#### Exercise directions
Print the data once more, exactly as given. Drop the pictures.

#### Given data
<<<<
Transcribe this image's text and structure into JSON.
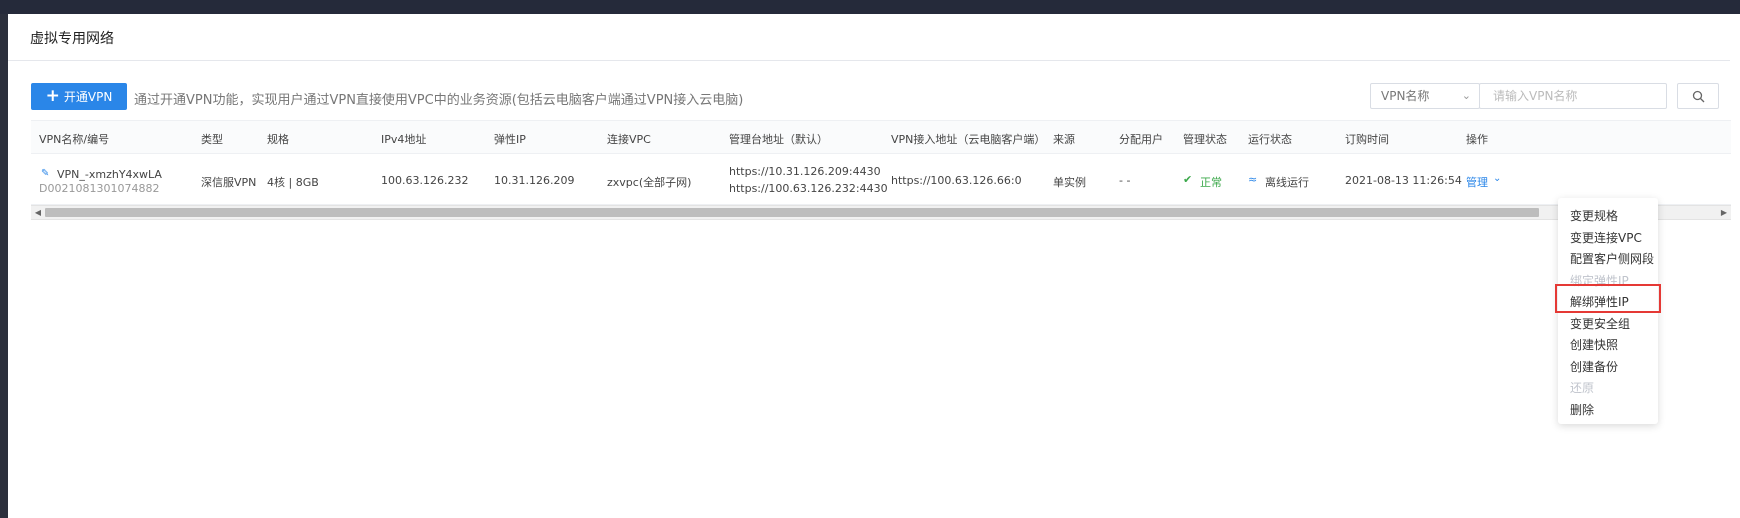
{
  "header": {
    "title": "虚拟专用网络"
  },
  "toolbar": {
    "open_button": "开通VPN",
    "tip": "通过开通VPN功能，实现用户通过VPN直接使用VPC中的业务资源(包括云电脑客户端通过VPN接入云电脑)",
    "filter_select": "VPN名称",
    "search_placeholder": "请输入VPN名称"
  },
  "table": {
    "columns": [
      "VPN名称/编号",
      "类型",
      "规格",
      "IPv4地址",
      "弹性IP",
      "连接VPC",
      "管理台地址（默认）",
      "VPN接入地址（云电脑客户端）",
      "来源",
      "分配用户",
      "管理状态",
      "运行状态",
      "订购时间",
      "操作"
    ],
    "row": {
      "name": "VPN_-xmzhY4xwLA",
      "id": "D0021081301074882",
      "type": "深信服VPN",
      "spec": "4核 | 8GB",
      "ipv4": "100.63.126.232",
      "eip": "10.31.126.209",
      "vpc": "zxvpc(全部子网)",
      "mgmt_addr_1": "https://10.31.126.209:4430",
      "mgmt_addr_2": "https://100.63.126.232:4430",
      "access_addr": "https://100.63.126.66:0",
      "source": "单实例",
      "user": "- -",
      "mgmt_status": "正常",
      "run_status": "离线运行",
      "order_time": "2021-08-13 11:26:54",
      "action": "管理"
    }
  },
  "dropdown": {
    "items": [
      {
        "label": "变更规格",
        "disabled": false
      },
      {
        "label": "变更连接VPC",
        "disabled": false
      },
      {
        "label": "配置客户侧网段",
        "disabled": false
      },
      {
        "label": "绑定弹性IP",
        "disabled": true
      },
      {
        "label": "解绑弹性IP",
        "disabled": false
      },
      {
        "label": "变更安全组",
        "disabled": false
      },
      {
        "label": "创建快照",
        "disabled": false
      },
      {
        "label": "创建备份",
        "disabled": false
      },
      {
        "label": "还原",
        "disabled": true
      },
      {
        "label": "删除",
        "disabled": false
      }
    ]
  },
  "colors": {
    "primary": "#2a86e8",
    "success": "#3ba84a",
    "highlight": "#e53935"
  }
}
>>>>
#### Written answer
Transcribe this image's text and structure into JSON.
{
  "header": {
    "title": "虚拟专用网络"
  },
  "toolbar": {
    "open_button": "开通VPN",
    "tip": "通过开通VPN功能，实现用户通过VPN直接使用VPC中的业务资源(包括云电脑客户端通过VPN接入云电脑)",
    "filter_select": "VPN名称",
    "search_placeholder": "请输入VPN名称"
  },
  "table": {
    "columns": [
      "VPN名称/编号",
      "类型",
      "规格",
      "IPv4地址",
      "弹性IP",
      "连接VPC",
      "管理台地址（默认）",
      "VPN接入地址（云电脑客户端）",
      "来源",
      "分配用户",
      "管理状态",
      "运行状态",
      "订购时间",
      "操作"
    ],
    "row": {
      "name": "VPN_-xmzhY4xwLA",
      "id": "D0021081301074882",
      "type": "深信服VPN",
      "spec": "4核 | 8GB",
      "ipv4": "100.63.126.232",
      "eip": "10.31.126.209",
      "vpc": "zxvpc(全部子网)",
      "mgmt_addr_1": "https://10.31.126.209:4430",
      "mgmt_addr_2": "https://100.63.126.232:4430",
      "access_addr": "https://100.63.126.66:0",
      "source": "单实例",
      "user": "- -",
      "mgmt_status": "正常",
      "run_status": "离线运行",
      "order_time": "2021-08-13 11:26:54",
      "action": "管理"
    }
  },
  "dropdown": {
    "items": [
      {
        "label": "变更规格",
        "disabled": false
      },
      {
        "label": "变更连接VPC",
        "disabled": false
      },
      {
        "label": "配置客户侧网段",
        "disabled": false
      },
      {
        "label": "绑定弹性IP",
        "disabled": true
      },
      {
        "label": "解绑弹性IP",
        "disabled": false
      },
      {
        "label": "变更安全组",
        "disabled": false
      },
      {
        "label": "创建快照",
        "disabled": false
      },
      {
        "label": "创建备份",
        "disabled": false
      },
      {
        "label": "还原",
        "disabled": true
      },
      {
        "label": "删除",
        "disabled": false
      }
    ]
  },
  "colors": {
    "primary": "#2a86e8",
    "success": "#3ba84a",
    "highlight": "#e53935"
  }
}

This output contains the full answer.